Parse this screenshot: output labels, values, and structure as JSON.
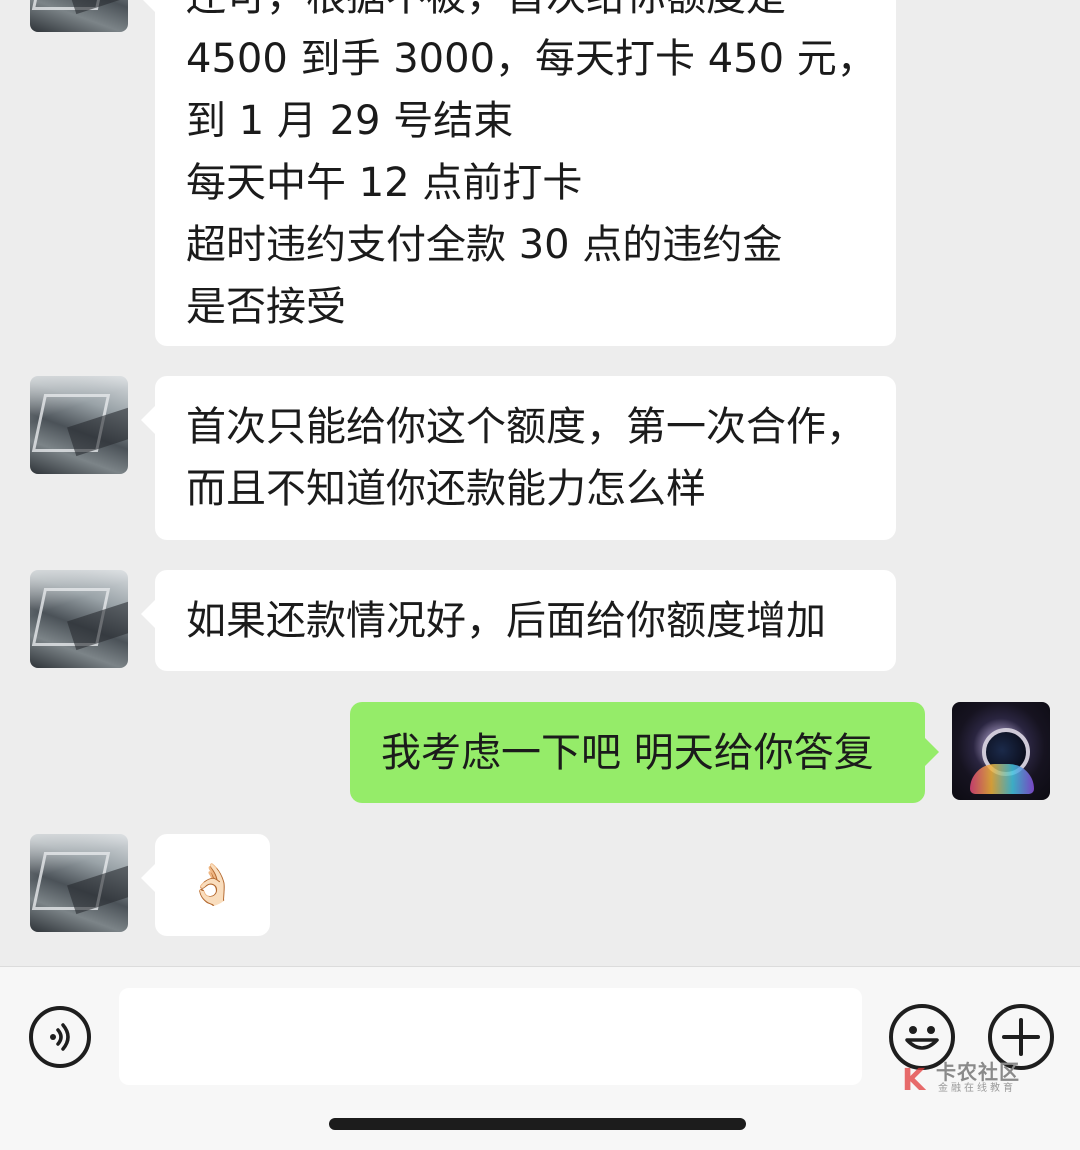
{
  "messages": [
    {
      "side": "left",
      "lines": [
        "还可，根据不被，首次给你额度是",
        "4500 到手 3000，每天打卡 450 元，",
        "到 1 月 29 号结束",
        "每天中午 12 点前打卡",
        "超时违约支付全款 30 点的违约金",
        "是否接受"
      ]
    },
    {
      "side": "left",
      "lines": [
        "首次只能给你这个额度，第一次合作，",
        "而且不知道你还款能力怎么样"
      ]
    },
    {
      "side": "left",
      "lines": [
        "如果还款情况好，后面给你额度增加"
      ]
    },
    {
      "side": "right",
      "lines": [
        "我考虑一下吧 明天给你答复"
      ]
    },
    {
      "side": "left",
      "lines": [
        "👌🏻"
      ]
    }
  ],
  "input": {
    "placeholder": ""
  },
  "icons": {
    "voice": "voice-icon",
    "emoji": "emoji-icon",
    "plus": "plus-icon"
  },
  "watermark": {
    "title": "卡农社区",
    "subtitle": "金融在线教育"
  },
  "colors": {
    "background": "#ededed",
    "bubble_left": "#ffffff",
    "bubble_right": "#95ec69"
  }
}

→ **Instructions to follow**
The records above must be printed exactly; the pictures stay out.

→ **Result of this task**
Parse this screenshot: output labels, values, and structure as JSON.
{
  "messages": [
    {
      "side": "left",
      "lines": [
        "还可，根据不被，首次给你额度是",
        "4500 到手 3000，每天打卡 450 元，",
        "到 1 月 29 号结束",
        "每天中午 12 点前打卡",
        "超时违约支付全款 30 点的违约金",
        "是否接受"
      ]
    },
    {
      "side": "left",
      "lines": [
        "首次只能给你这个额度，第一次合作，",
        "而且不知道你还款能力怎么样"
      ]
    },
    {
      "side": "left",
      "lines": [
        "如果还款情况好，后面给你额度增加"
      ]
    },
    {
      "side": "right",
      "lines": [
        "我考虑一下吧 明天给你答复"
      ]
    },
    {
      "side": "left",
      "lines": [
        "👌🏻"
      ]
    }
  ],
  "input": {
    "placeholder": ""
  },
  "icons": {
    "voice": "voice-icon",
    "emoji": "emoji-icon",
    "plus": "plus-icon"
  },
  "watermark": {
    "title": "卡农社区",
    "subtitle": "金融在线教育"
  },
  "colors": {
    "background": "#ededed",
    "bubble_left": "#ffffff",
    "bubble_right": "#95ec69"
  }
}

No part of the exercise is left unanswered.